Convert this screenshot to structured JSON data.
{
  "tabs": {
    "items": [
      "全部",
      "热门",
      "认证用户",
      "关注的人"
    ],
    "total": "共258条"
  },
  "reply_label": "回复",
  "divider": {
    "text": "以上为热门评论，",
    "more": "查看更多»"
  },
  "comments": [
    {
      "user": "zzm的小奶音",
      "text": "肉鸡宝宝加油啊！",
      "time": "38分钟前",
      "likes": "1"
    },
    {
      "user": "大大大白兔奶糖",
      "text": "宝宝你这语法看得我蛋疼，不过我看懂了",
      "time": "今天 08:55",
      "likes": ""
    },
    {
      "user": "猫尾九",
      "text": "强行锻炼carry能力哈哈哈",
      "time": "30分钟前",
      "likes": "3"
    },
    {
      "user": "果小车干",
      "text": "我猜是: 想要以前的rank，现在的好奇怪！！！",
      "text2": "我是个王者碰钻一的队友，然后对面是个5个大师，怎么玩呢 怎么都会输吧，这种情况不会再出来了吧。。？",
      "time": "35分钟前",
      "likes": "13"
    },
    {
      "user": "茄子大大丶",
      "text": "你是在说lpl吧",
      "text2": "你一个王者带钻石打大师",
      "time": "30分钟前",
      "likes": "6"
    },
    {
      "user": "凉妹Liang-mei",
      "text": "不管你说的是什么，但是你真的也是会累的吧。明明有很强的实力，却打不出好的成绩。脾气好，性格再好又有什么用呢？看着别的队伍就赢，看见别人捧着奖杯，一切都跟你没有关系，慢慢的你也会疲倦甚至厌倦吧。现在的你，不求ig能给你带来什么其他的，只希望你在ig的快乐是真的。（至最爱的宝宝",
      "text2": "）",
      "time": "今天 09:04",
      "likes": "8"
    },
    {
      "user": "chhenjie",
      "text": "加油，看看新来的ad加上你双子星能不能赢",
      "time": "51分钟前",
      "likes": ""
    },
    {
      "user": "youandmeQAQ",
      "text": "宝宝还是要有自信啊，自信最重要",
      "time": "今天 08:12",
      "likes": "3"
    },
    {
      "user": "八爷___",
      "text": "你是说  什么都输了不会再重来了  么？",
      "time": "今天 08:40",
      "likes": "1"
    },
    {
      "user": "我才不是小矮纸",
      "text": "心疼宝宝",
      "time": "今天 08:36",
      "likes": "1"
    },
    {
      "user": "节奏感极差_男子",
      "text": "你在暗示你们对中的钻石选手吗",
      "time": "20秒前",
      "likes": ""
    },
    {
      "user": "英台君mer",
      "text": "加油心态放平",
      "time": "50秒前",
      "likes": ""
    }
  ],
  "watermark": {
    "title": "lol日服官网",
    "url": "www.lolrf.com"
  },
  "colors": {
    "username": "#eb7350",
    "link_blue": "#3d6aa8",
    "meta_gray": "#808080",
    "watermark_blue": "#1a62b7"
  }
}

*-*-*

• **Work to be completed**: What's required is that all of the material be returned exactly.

• **Exercise output**:
Convert this screenshot to structured JSON data.
{
  "tabs": {
    "items": [
      "全部",
      "热门",
      "认证用户",
      "关注的人"
    ],
    "total": "共258条"
  },
  "reply_label": "回复",
  "divider": {
    "text": "以上为热门评论，",
    "more": "查看更多»"
  },
  "comments": [
    {
      "user": "zzm的小奶音",
      "text": "肉鸡宝宝加油啊！",
      "time": "38分钟前",
      "likes": "1"
    },
    {
      "user": "大大大白兔奶糖",
      "text": "宝宝你这语法看得我蛋疼，不过我看懂了",
      "time": "今天 08:55",
      "likes": ""
    },
    {
      "user": "猫尾九",
      "text": "强行锻炼carry能力哈哈哈",
      "time": "30分钟前",
      "likes": "3"
    },
    {
      "user": "果小车干",
      "text": "我猜是: 想要以前的rank，现在的好奇怪！！！",
      "text2": "我是个王者碰钻一的队友，然后对面是个5个大师，怎么玩呢 怎么都会输吧，这种情况不会再出来了吧。。？",
      "time": "35分钟前",
      "likes": "13"
    },
    {
      "user": "茄子大大丶",
      "text": "你是在说lpl吧",
      "text2": "你一个王者带钻石打大师",
      "time": "30分钟前",
      "likes": "6"
    },
    {
      "user": "凉妹Liang-mei",
      "text": "不管你说的是什么，但是你真的也是会累的吧。明明有很强的实力，却打不出好的成绩。脾气好，性格再好又有什么用呢？看着别的队伍就赢，看见别人捧着奖杯，一切都跟你没有关系，慢慢的你也会疲倦甚至厌倦吧。现在的你，不求ig能给你带来什么其他的，只希望你在ig的快乐是真的。（至最爱的宝宝",
      "text2": "）",
      "time": "今天 09:04",
      "likes": "8"
    },
    {
      "user": "chhenjie",
      "text": "加油，看看新来的ad加上你双子星能不能赢",
      "time": "51分钟前",
      "likes": ""
    },
    {
      "user": "youandmeQAQ",
      "text": "宝宝还是要有自信啊，自信最重要",
      "time": "今天 08:12",
      "likes": "3"
    },
    {
      "user": "八爷___",
      "text": "你是说  什么都输了不会再重来了  么？",
      "time": "今天 08:40",
      "likes": "1"
    },
    {
      "user": "我才不是小矮纸",
      "text": "心疼宝宝",
      "time": "今天 08:36",
      "likes": "1"
    },
    {
      "user": "节奏感极差_男子",
      "text": "你在暗示你们对中的钻石选手吗",
      "time": "20秒前",
      "likes": ""
    },
    {
      "user": "英台君mer",
      "text": "加油心态放平",
      "time": "50秒前",
      "likes": ""
    }
  ],
  "watermark": {
    "title": "lol日服官网",
    "url": "www.lolrf.com"
  },
  "colors": {
    "username": "#eb7350",
    "link_blue": "#3d6aa8",
    "meta_gray": "#808080",
    "watermark_blue": "#1a62b7"
  }
}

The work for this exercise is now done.